▶ _Problem requirements_
You are asked to filter the data below and copy every line holding "icon".

---- Available records

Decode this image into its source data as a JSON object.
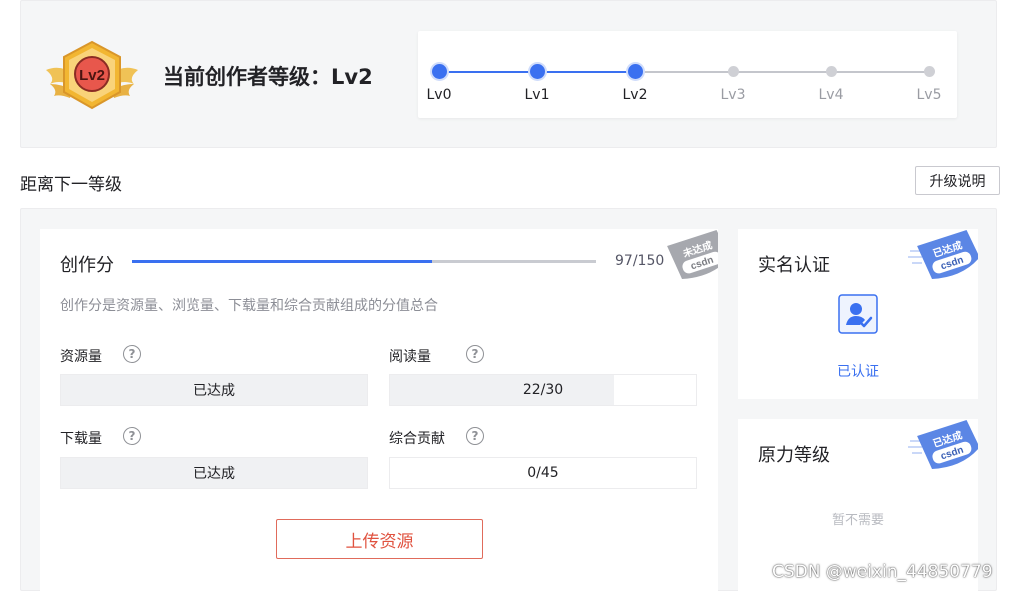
{
  "level": {
    "badge_text": "Lv2",
    "title": "当前创作者等级：Lv2",
    "steps": [
      {
        "label": "Lv0",
        "reached": true
      },
      {
        "label": "Lv1",
        "reached": true
      },
      {
        "label": "Lv2",
        "reached": true
      },
      {
        "label": "Lv3",
        "reached": false
      },
      {
        "label": "Lv4",
        "reached": false
      },
      {
        "label": "Lv5",
        "reached": false
      }
    ]
  },
  "next_level": {
    "heading": "距离下一等级",
    "upgrade_button": "升级说明"
  },
  "score": {
    "title": "创作分",
    "value_text": "97/150",
    "progress": 0.647,
    "description": "创作分是资源量、浏览量、下载量和综合贡献组成的分值总合",
    "stamp_text": "未达成",
    "stamp_brand": "csdn",
    "metrics": [
      {
        "label": "资源量",
        "help": "?",
        "value": "已达成",
        "progress": 1.0
      },
      {
        "label": "阅读量",
        "help": "?",
        "value": "22/30",
        "progress": 0.733
      },
      {
        "label": "下载量",
        "help": "?",
        "value": "已达成",
        "progress": 1.0
      },
      {
        "label": "综合贡献",
        "help": "?",
        "value": "0/45",
        "progress": 0.0
      }
    ],
    "upload_button": "上传资源"
  },
  "realname": {
    "title": "实名认证",
    "status": "已认证",
    "icon": "verified-user-icon",
    "stamp_text": "已达成",
    "stamp_brand": "csdn"
  },
  "force": {
    "title": "原力等级",
    "status": "暂不需要",
    "stamp_text": "已达成",
    "stamp_brand": "csdn"
  },
  "watermark": "CSDN @weixin_44850779",
  "colors": {
    "accent": "#3a70f0",
    "upload_red": "#e0523f",
    "badge_gold": "#f2b632",
    "badge_red": "#e8574c",
    "stamp_grey": "#9a9ca3",
    "stamp_blue": "#5b86e5"
  }
}
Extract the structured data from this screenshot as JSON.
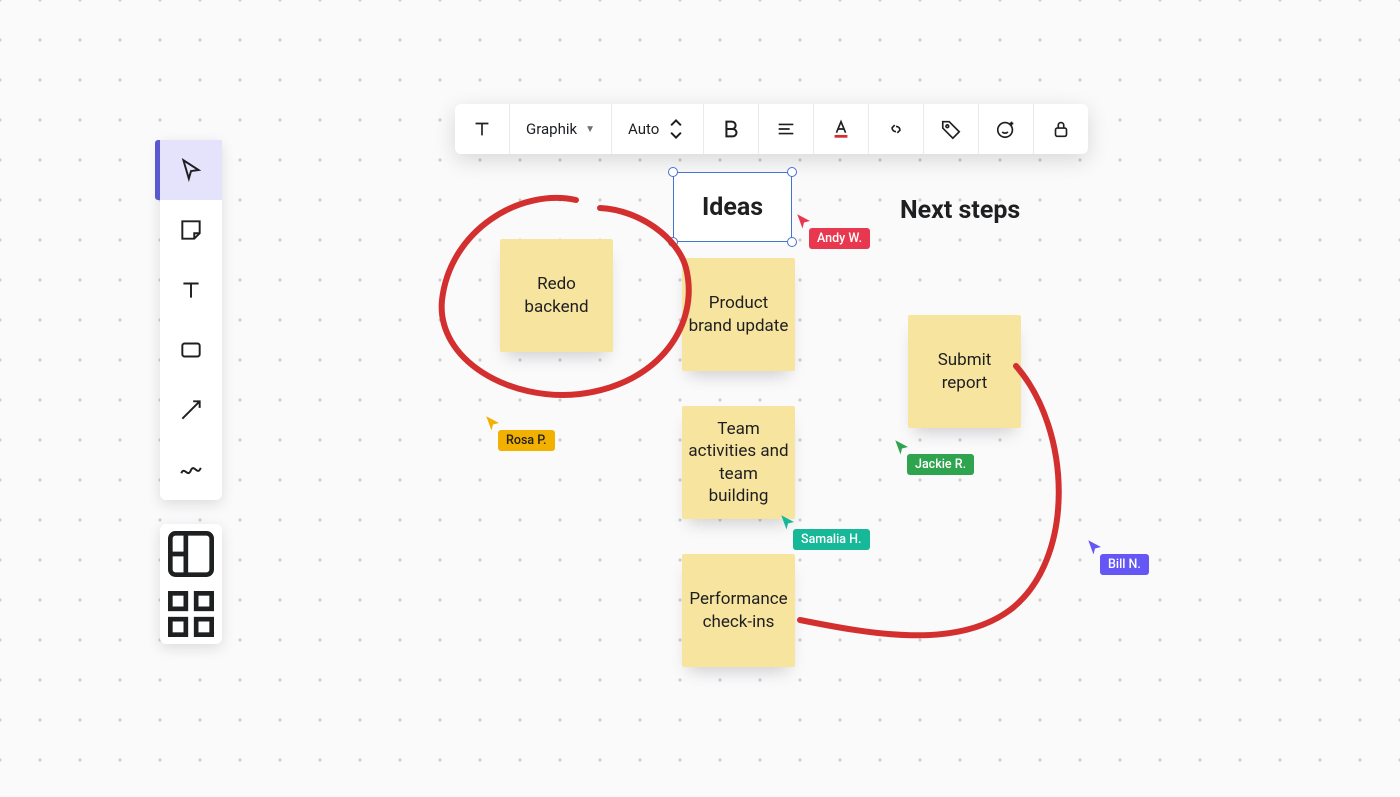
{
  "tools": {
    "select": "select",
    "sticky": "sticky-note",
    "text": "text",
    "shape": "shape",
    "connector": "connector",
    "draw": "draw",
    "section": "section",
    "widgets": "widgets"
  },
  "format_toolbar": {
    "font_family": "Graphik",
    "font_size": "Auto"
  },
  "headings": {
    "ideas": "Ideas",
    "next_steps": "Next steps"
  },
  "notes": {
    "redo_backend": "Redo backend",
    "product_brand": "Product brand update",
    "team_activities": "Team activities and team building",
    "performance": "Performance check-ins",
    "submit_report": "Submit report"
  },
  "cursors": {
    "andy": {
      "name": "Andy W.",
      "color": "#E8384F"
    },
    "rosa": {
      "name": "Rosa P.",
      "color": "#F2B000"
    },
    "samalia": {
      "name": "Samalia H.",
      "color": "#17B897"
    },
    "jackie": {
      "name": "Jackie R.",
      "color": "#2EA44F"
    },
    "bill": {
      "name": "Bill N.",
      "color": "#6557F5"
    }
  },
  "colors": {
    "ink": "#D32F2F",
    "note": "#F7E59F",
    "selection": "#4573D1",
    "tool_selected_bg": "#E5E3FB",
    "tool_accent": "#5B57D1"
  }
}
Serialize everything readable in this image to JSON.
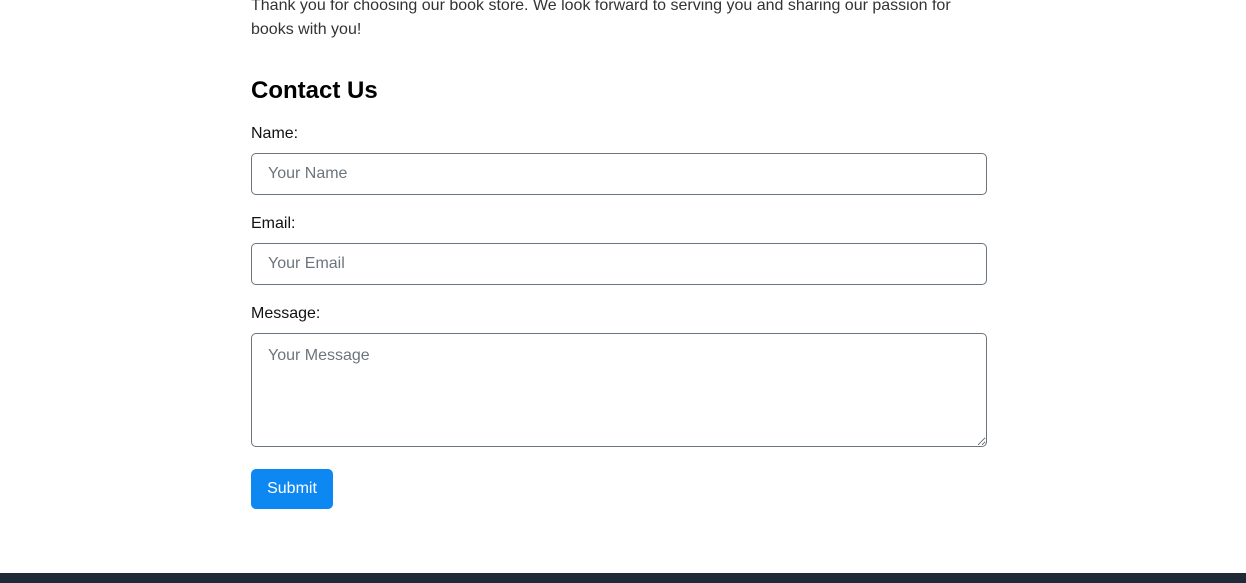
{
  "intro": {
    "text": "Thank you for choosing our book store. We look forward to serving you and sharing our passion for books with you!"
  },
  "contact": {
    "heading": "Contact Us",
    "name_label": "Name:",
    "name_placeholder": "Your Name",
    "name_value": "",
    "email_label": "Email:",
    "email_placeholder": "Your Email",
    "email_value": "",
    "message_label": "Message:",
    "message_placeholder": "Your Message",
    "message_value": "",
    "submit_label": "Submit"
  },
  "colors": {
    "button": "#0d88f2",
    "footer": "#1e2a36",
    "border": "#6c757d"
  }
}
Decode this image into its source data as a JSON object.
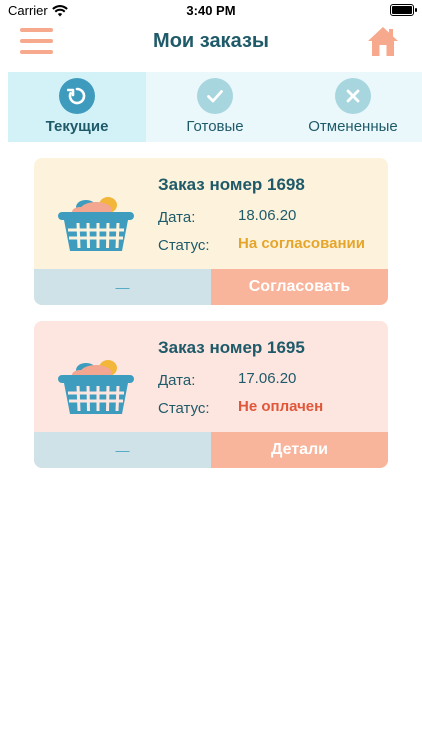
{
  "status_bar": {
    "carrier": "Carrier",
    "time": "3:40 PM"
  },
  "header": {
    "title": "Мои заказы"
  },
  "tabs": [
    {
      "label": "Текущие",
      "icon": "refresh-icon",
      "active": true
    },
    {
      "label": "Готовые",
      "icon": "check-icon",
      "active": false
    },
    {
      "label": "Отмененные",
      "icon": "close-icon",
      "active": false
    }
  ],
  "orders": [
    {
      "title": "Заказ номер 1698",
      "date_label": "Дата:",
      "date": "18.06.20",
      "status_label": "Статус:",
      "status": "На согласовании",
      "status_color": "#e5a52a",
      "left_text": "—",
      "action": "Согласовать"
    },
    {
      "title": "Заказ номер 1695",
      "date_label": "Дата:",
      "date": "17.06.20",
      "status_label": "Статус:",
      "status": "Не оплачен",
      "status_color": "#e1573a",
      "left_text": "—",
      "action": "Детали"
    }
  ],
  "colors": {
    "accent": "#f7a98d",
    "primary_text": "#1f5a69",
    "tab_active_bg": "#d2f2f8",
    "tab_bg": "#eaf8fb"
  }
}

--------

▶ _Response to the exercise_
    "icon": "verified-user-icon",
      "icon": "refresh-icon",
      "icon": "check-icon",
      "icon": "close-icon",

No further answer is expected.